Woman accused of using ‘Lights for Layla, Inc.’ donations for personal expenses appears in court
Randi Romanoff is accused of using funds donated in the name of eight-year-old Layla Aiken for her own personal gain.
Many in SWFL donated to Lights for Layla, Inc. and while some of the money was given to Aiken’s family. However, much of the money was used to pay off Romanoff’s bills and buy items such as an Xbox and go on vacations.
She was arrested Wednesday night and appeared in court early Thursday.
Jade Morton and another woman helped Romanoff create ‘Lights for Layla, Inc.’ in hopes that it would stop another deadly crash like that from happening.
In April 2019, Romanoff said this to WINK News during a school board meeting, “I want to know what they are doing right now because we’ve done benches, we’ve done fundraisers, we’ve raised money. ”
Cape Coral Police say Romanoff used that same donation money for vacations, bills, game systems and shopping trips.
So when Morton heard about this, she called the third founder, Lacey Williams and headed to the bank to see for herself.
“I rang Lacey up, I said don’t tell Randi, but I am going to the bank to find out for myself,” Morton said.
Lacey Williams joined Jade and they were shocked by what they found. “Completely devastated. I mean. we were both in tears….I’m gonna cry now,” Williams said. “This is all because a little girl died and this is not how it was supposed to be. It was supposed to be something good for her. ”
“I’m truly sorry that this is how it ended up,” she said. “My heart is broken too.”
As for improving bus stop safety for kids, that dream is currently on hold.
Many families hoped their donations would go towards benches and better lighting.

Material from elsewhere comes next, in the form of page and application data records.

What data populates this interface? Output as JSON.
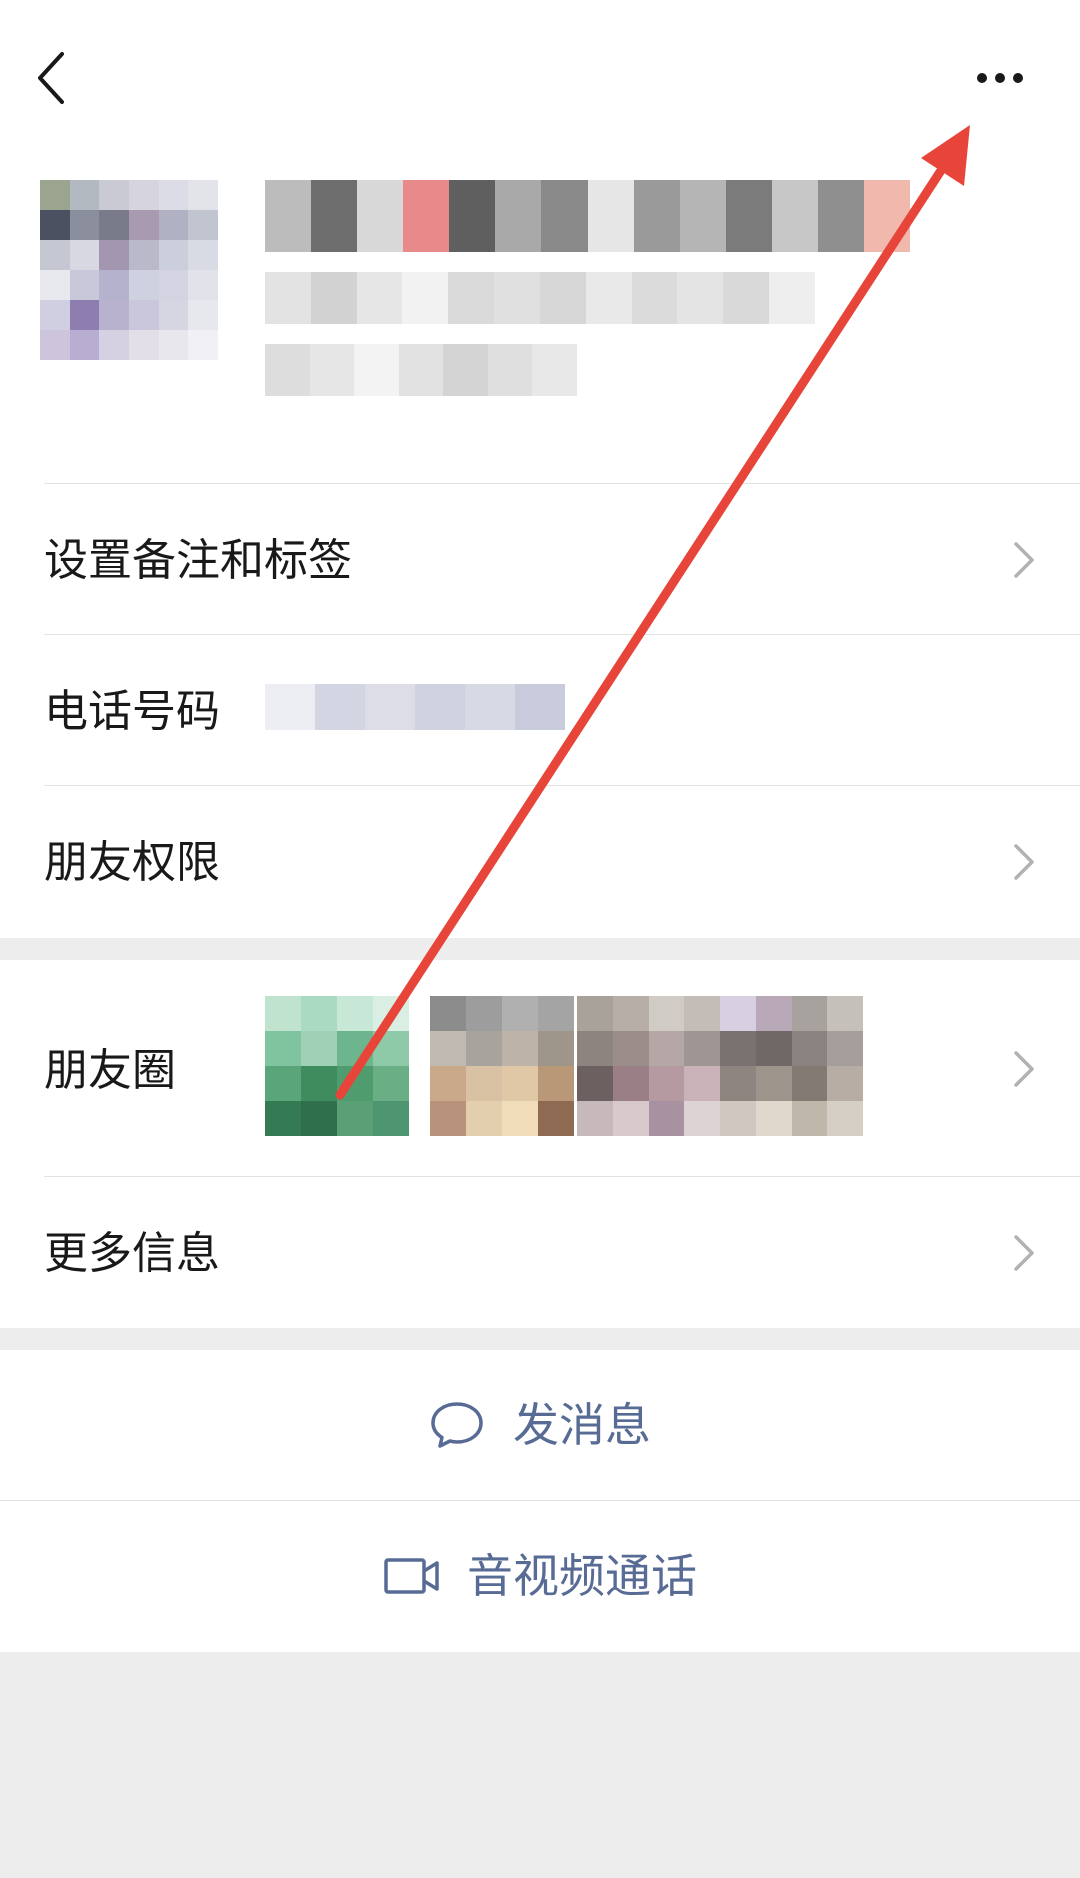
{
  "header": {
    "back_icon": "chevron-left-icon",
    "more_icon": "more-dots-icon"
  },
  "rows": {
    "remark_label": "设置备注和标签",
    "phone_label": "电话号码",
    "permission_label": "朋友权限",
    "moments_label": "朋友圈",
    "more_info_label": "更多信息"
  },
  "actions": {
    "message_label": "发消息",
    "message_icon": "chat-bubble-icon",
    "call_label": "音视频通话",
    "call_icon": "video-camera-icon"
  },
  "annotation": {
    "arrow_color": "#e8453a",
    "arrow_target": "more-dots-icon"
  },
  "colors": {
    "accent_text": "#576b95",
    "background": "#ededed",
    "arrow": "#e8453a"
  }
}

Anything in an effort to make bus stops safer.
Layla Aiken’s cousin said the investigation into Romanoff is opening up old wounds for her and her family.
“I mean school went back, the bus stops are out there with the benches, I still cry when I see the benches.”

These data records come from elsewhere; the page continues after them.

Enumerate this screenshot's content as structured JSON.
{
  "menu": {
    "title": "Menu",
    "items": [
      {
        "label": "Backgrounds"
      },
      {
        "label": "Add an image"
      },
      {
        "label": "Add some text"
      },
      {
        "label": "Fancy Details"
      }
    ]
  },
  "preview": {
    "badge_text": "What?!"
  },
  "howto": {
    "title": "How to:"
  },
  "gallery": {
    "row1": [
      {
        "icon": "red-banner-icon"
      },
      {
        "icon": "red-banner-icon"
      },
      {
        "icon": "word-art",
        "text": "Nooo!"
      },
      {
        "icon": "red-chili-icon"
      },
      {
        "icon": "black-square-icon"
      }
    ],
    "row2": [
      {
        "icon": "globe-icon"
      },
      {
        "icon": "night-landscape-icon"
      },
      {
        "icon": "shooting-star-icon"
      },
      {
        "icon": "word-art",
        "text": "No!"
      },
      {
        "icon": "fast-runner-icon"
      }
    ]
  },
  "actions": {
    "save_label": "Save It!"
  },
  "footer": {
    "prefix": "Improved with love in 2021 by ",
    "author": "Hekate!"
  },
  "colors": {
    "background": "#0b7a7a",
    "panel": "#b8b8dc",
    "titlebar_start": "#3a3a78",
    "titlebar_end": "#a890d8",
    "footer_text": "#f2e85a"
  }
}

Many, including Founder Jade Morton, don’t want to get involved with charities any longer after what Romanoff did.
“The sad thing about it I’ll never do anything for charity ever again,” Morton said. “It’s too close to home and you just really can’t trust anyone.”

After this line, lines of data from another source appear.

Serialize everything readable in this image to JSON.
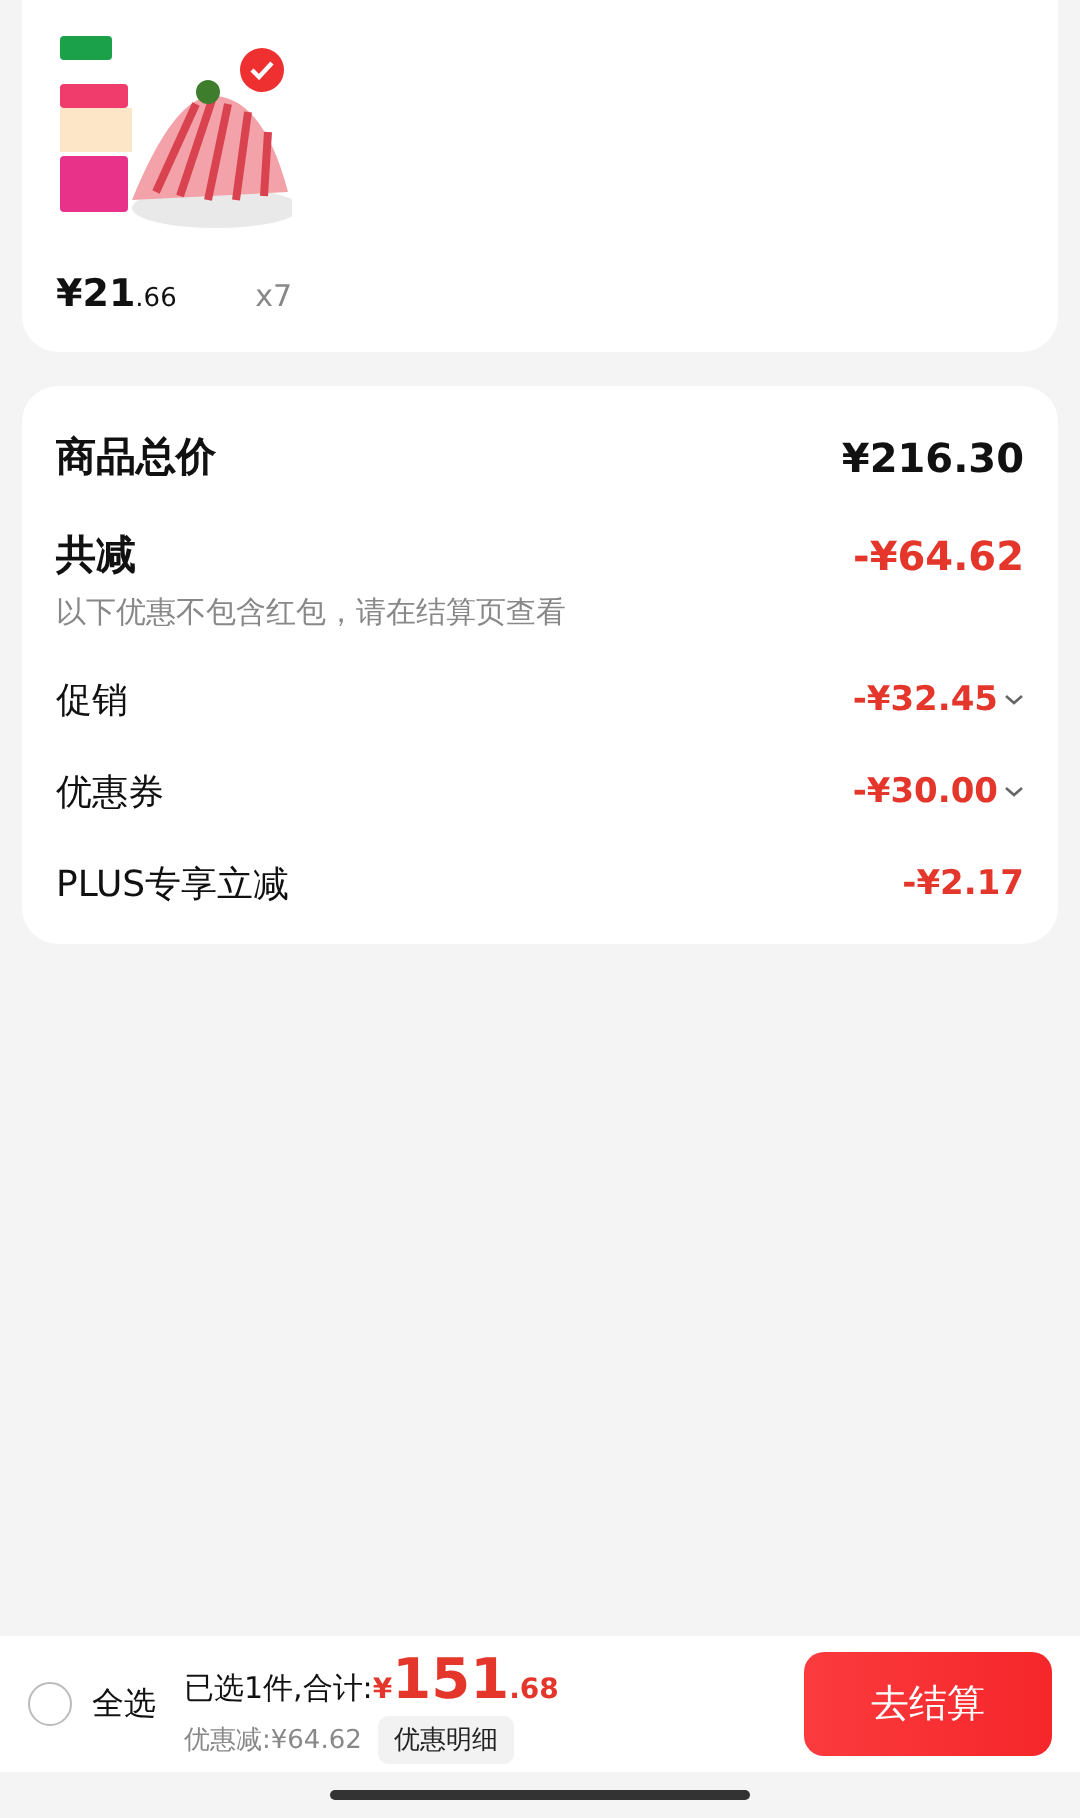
{
  "product": {
    "selected": true,
    "price": {
      "integer": "¥21",
      "decimal": ".66"
    },
    "quantity": "x7"
  },
  "summary": {
    "rows": [
      {
        "kind": "total",
        "label": "商品总价",
        "value": "¥216.30"
      },
      {
        "kind": "reduction",
        "label": "共减",
        "value": "-¥64.62",
        "note": "以下优惠不包含红包，请在结算页查看"
      },
      {
        "kind": "detail",
        "label": "促销",
        "value": "-¥32.45",
        "expandable": true
      },
      {
        "kind": "detail",
        "label": "优惠券",
        "value": "-¥30.00",
        "expandable": true
      },
      {
        "kind": "detail",
        "label": "PLUS专享立减",
        "value": "-¥2.17",
        "expandable": false
      }
    ]
  },
  "bottom_bar": {
    "select_all": {
      "label": "全选",
      "selected": false
    },
    "selected_count": "已选1件,合计:",
    "total": {
      "symbol": "¥",
      "integer": "151",
      "decimal": ".68"
    },
    "discount": "优惠减:¥64.62",
    "details_button": "优惠明细",
    "checkout_button": "去结算"
  }
}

Mental Health Counselor Laura Streyffler says that feeling is common and Morton isn’t alone.
“The feeling of betrayal, they trusted that this organization was what they said they were. The money is going to where it was going to go, and they feel like they’ve been played,” Streyffler said.
But she advises you not to let Romanoff’s actions deter you from giving. Instead, do your homework on organizations before donating.
“People need to do their due diligence,” said Streyffler. “And before you give to a charity, you need to really find out what it is, where the money is going, and how it’s going to get there.”